Data records for software interfaces:
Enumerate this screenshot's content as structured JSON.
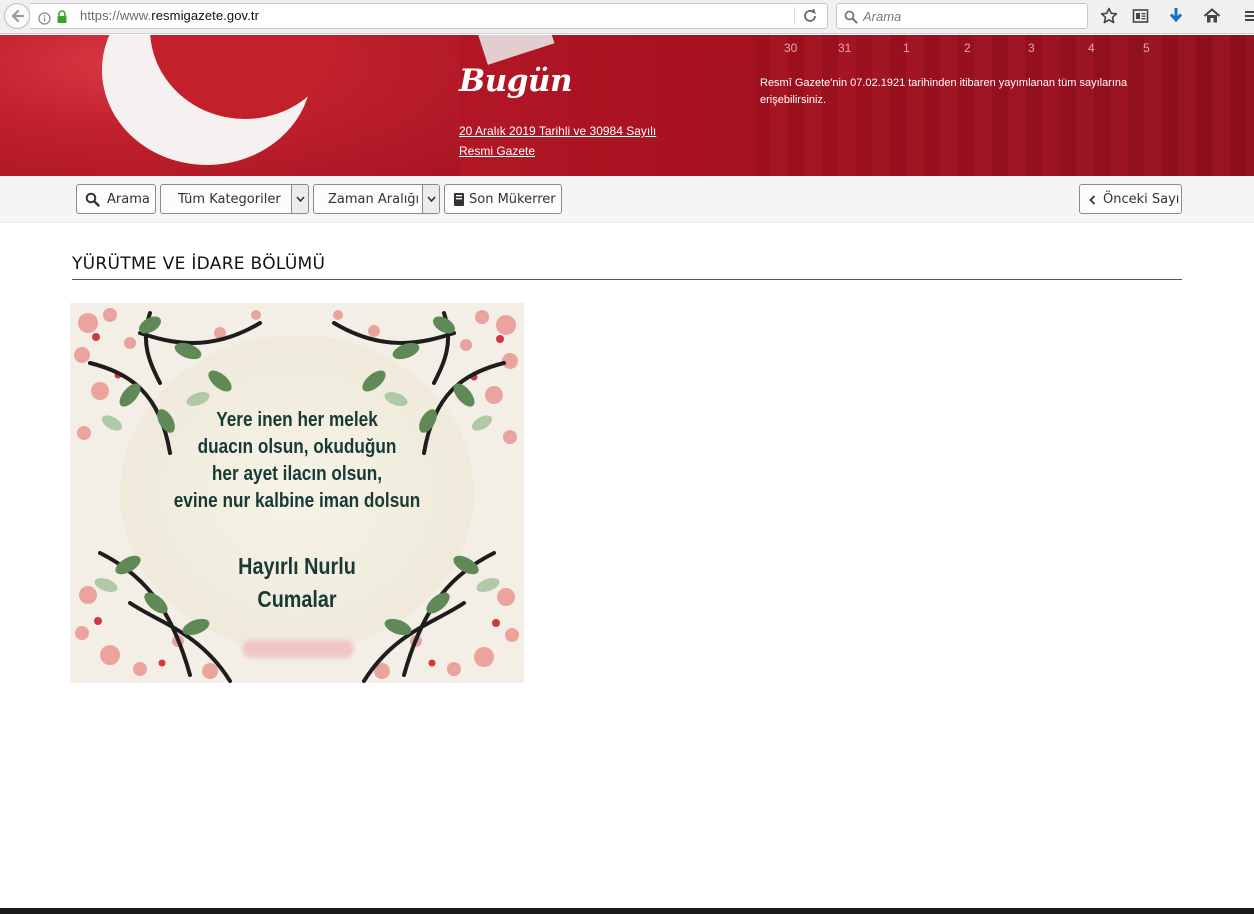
{
  "browser": {
    "url_prefix": "https://www.",
    "url_host": "resmigazete.gov.tr",
    "search_placeholder": "Arama"
  },
  "banner": {
    "days": [
      "30",
      "31",
      "1",
      "2",
      "3",
      "4",
      "5"
    ],
    "today_label": "Bugün",
    "issue_line1": "20 Aralık 2019 Tarihli ve 30984 Sayılı",
    "issue_line2": "Resmi Gazete",
    "info": "Resmî Gazete'nin 07.02.1921 tarihinden itibaren yayımlanan tüm sayılarına erişebilirsiniz."
  },
  "toolbar": {
    "search_label": "Arama",
    "category_label": "Tüm Kategoriler",
    "date_range_label": "Zaman Aralığı",
    "last_repeat_label": "Son Mükerrer",
    "previous_label": "Önceki Sayı"
  },
  "content": {
    "section_title": "YÜRÜTME VE İDARE BÖLÜMÜ",
    "card_lines": [
      "Yere inen her melek",
      "duacın olsun, okuduğun",
      "her ayet ilacın olsun,",
      "evine nur kalbine iman dolsun"
    ],
    "card_closing": [
      "Hayırlı Nurlu",
      "Cumalar"
    ]
  },
  "colors": {
    "banner_red": "#b31726",
    "card_text": "#173a35",
    "download_blue": "#1a73c9"
  },
  "icons": [
    "back-arrow-icon",
    "info-icon",
    "lock-icon",
    "reload-icon",
    "search-icon",
    "bookmark-star-icon",
    "reading-list-icon",
    "download-icon",
    "home-icon",
    "menu-icon",
    "chevron-left-icon",
    "caret-down-icon",
    "book-icon"
  ]
}
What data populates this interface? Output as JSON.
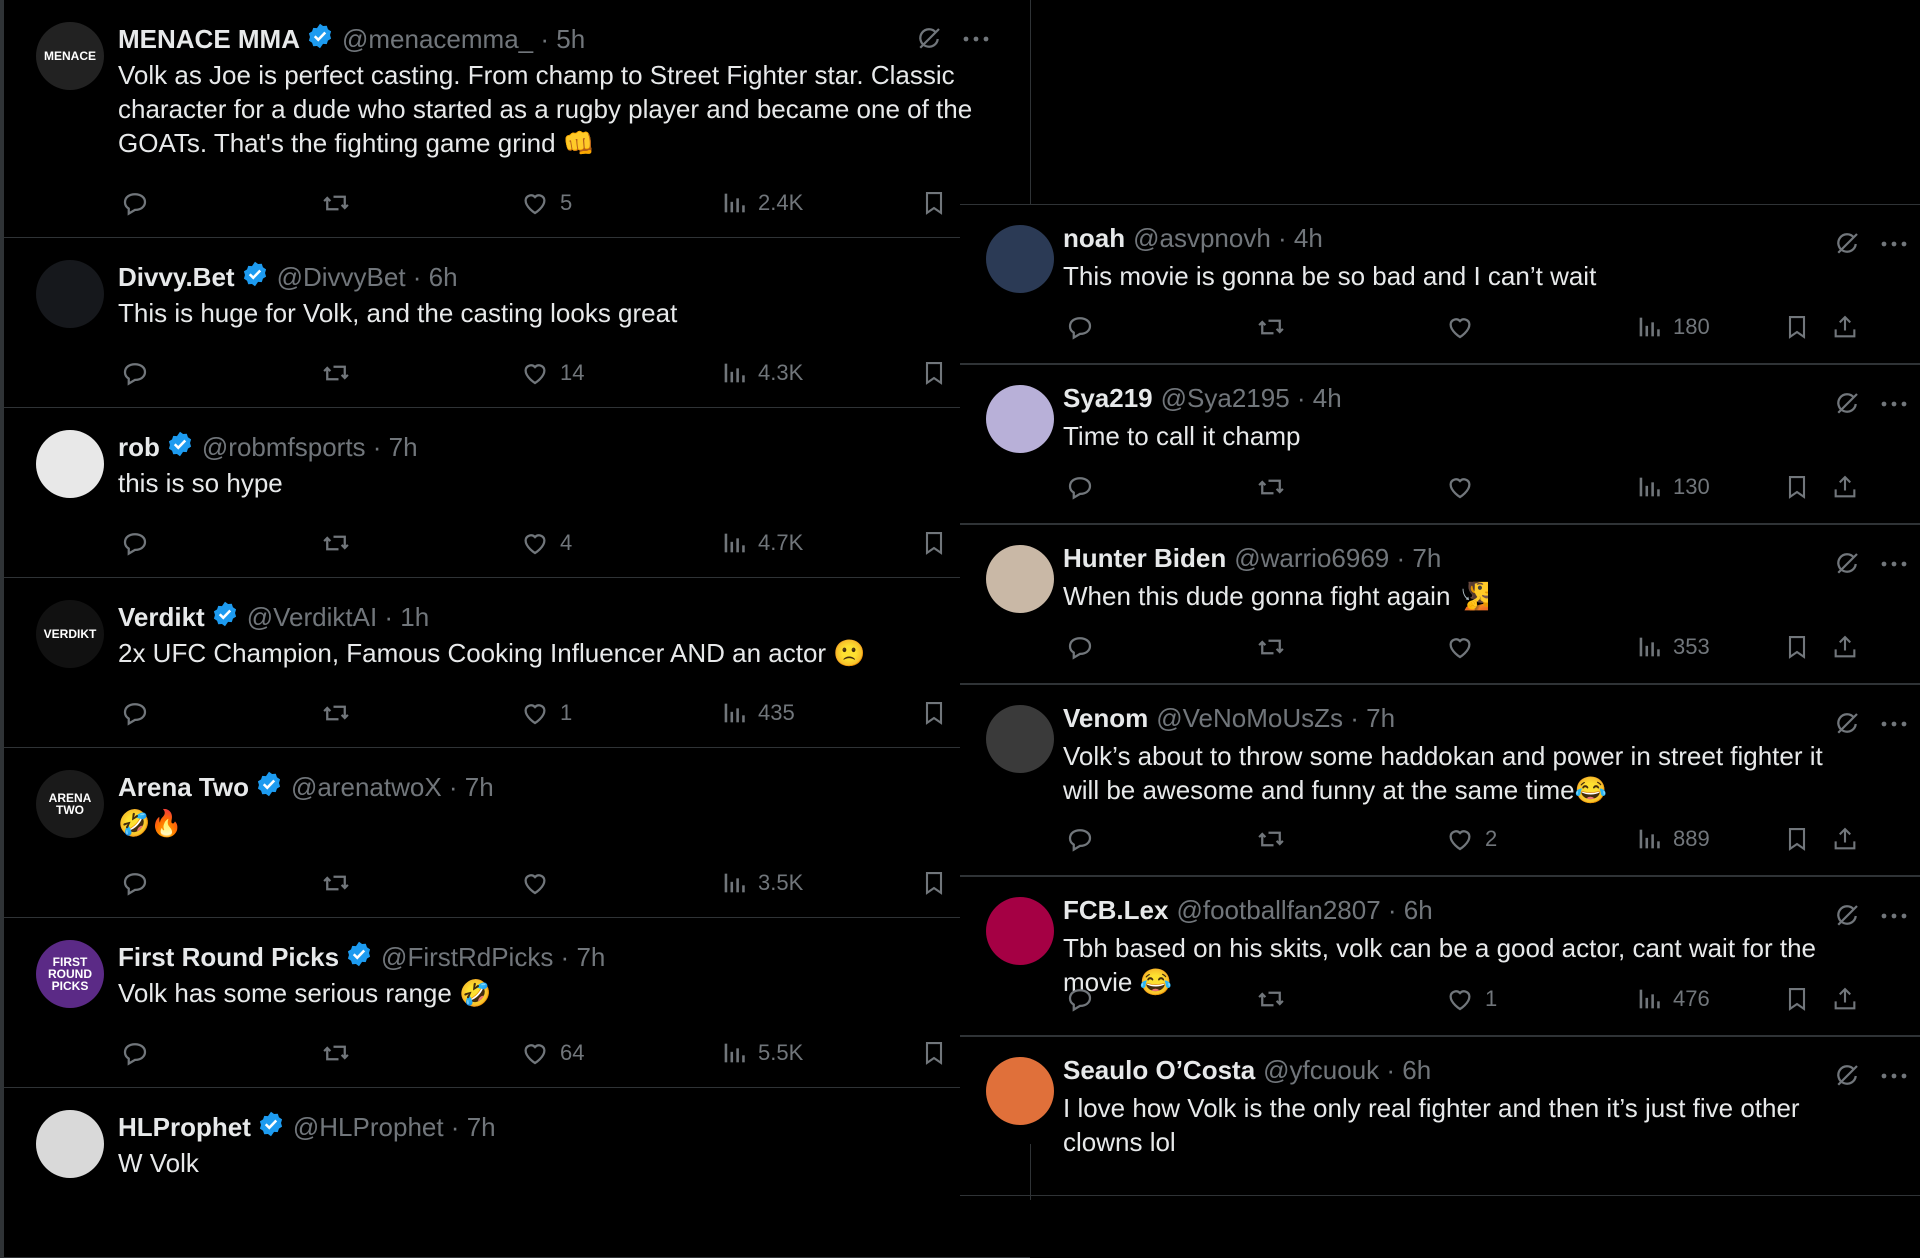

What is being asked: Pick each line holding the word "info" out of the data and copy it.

Solution for this task:
    "info": "Resmî Gazete'nin 07.02.1921 tarihinden itibaren yayımlanan tüm sayılarına erişebilirsiniz."
    "info-icon",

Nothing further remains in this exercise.